> What you need to do: Make an exact copy of every entry.

▬▬▬▬▬▬

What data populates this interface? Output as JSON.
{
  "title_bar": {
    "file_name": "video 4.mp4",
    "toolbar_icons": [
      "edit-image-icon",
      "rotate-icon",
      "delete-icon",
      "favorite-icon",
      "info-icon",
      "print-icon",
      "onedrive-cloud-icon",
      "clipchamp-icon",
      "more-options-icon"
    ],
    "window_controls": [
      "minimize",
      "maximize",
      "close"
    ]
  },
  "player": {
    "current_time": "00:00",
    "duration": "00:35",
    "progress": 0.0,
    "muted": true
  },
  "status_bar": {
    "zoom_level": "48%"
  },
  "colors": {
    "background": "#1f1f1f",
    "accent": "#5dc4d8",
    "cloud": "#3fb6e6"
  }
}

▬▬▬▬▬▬

> Exercise response:
What data populates this interface? Output as JSON.
{
  "title_bar": {
    "file_name": "video 4.mp4",
    "toolbar_icons": [
      "edit-image-icon",
      "rotate-icon",
      "delete-icon",
      "favorite-icon",
      "info-icon",
      "print-icon",
      "onedrive-cloud-icon",
      "clipchamp-icon",
      "more-options-icon"
    ],
    "window_controls": [
      "minimize",
      "maximize",
      "close"
    ]
  },
  "player": {
    "current_time": "00:00",
    "duration": "00:35",
    "progress": 0.0,
    "muted": true
  },
  "status_bar": {
    "zoom_level": "48%"
  },
  "colors": {
    "background": "#1f1f1f",
    "accent": "#5dc4d8",
    "cloud": "#3fb6e6"
  }
}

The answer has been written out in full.